In contrast, the more ordered and stable the pattern of the heart’s input to the brain during positive emotional states has the opposite effect – it facilitates cognitive function and reinforces positive feelings and emotional stability.
This means that learning to generate increased heart rhythm coherence, by sustaining positive emotions, not only benefits the entire body, but also profoundly affects how we perceive, think, feel and perform.
What is HRV and Why is it Important?
Heart-Rate Variability or HRV is the beat to beat changes in your heart rate, and is due to the synergistic action of the two branches of the Autonomic Nervous System (ANS) – the part of the nervous system that regulates most of the body’s internal functions. The sympathetic nerves act to accelerate heart rate, while the parasympathetic (vagus) nerves slow it down. The sympathetic and parasympathetic branches of the ANS are continually interacting to maintain cardiovascular activity in its optimal range and to permit appropriate reactions to changing internal and external conditions.
Scientists and physicians consider HRV to be an important indicator of health and fitness. As a marker of physiological resilience and behavioral flexibility, it reflects our ability to adapt effectively to stress and environmental demands. A simple analogy helps to illustrate this point: just as the shifting stance of a tennis player about to receive a serve may facilitate swift adaptation, in healthy individuals the heart remains similarly responsive and resilient, primed and ready to react when needed.
HRV is also a marker of biological aging. Our heart rate variability is greatest when we are young, and as we age the range of variation in our resting heart rate becomes smaller. By reducing stress-induced wear and tear on the nervous system and facilitating the body’s natural regenerative processes, regular practice of HeartMath coherence-building techniques can help restore low HRV to healthy values.

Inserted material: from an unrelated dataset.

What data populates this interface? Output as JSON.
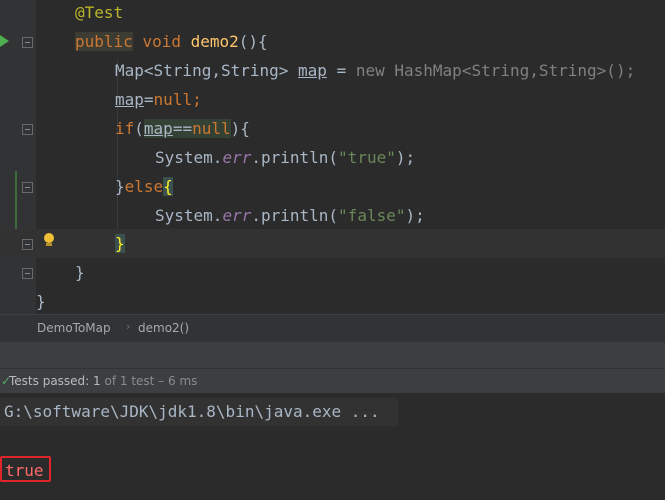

The analysis of HRV therefore serves as a dynamic window into the function and balance of the Autonomic Nervous System.
Call me today for a friendly chat and I’d be happy to answer any questions you may have and offer advice on how HeartMath sessions could help with you. Tel: 01903 600 848 or see my contact page for further ways to get in touch.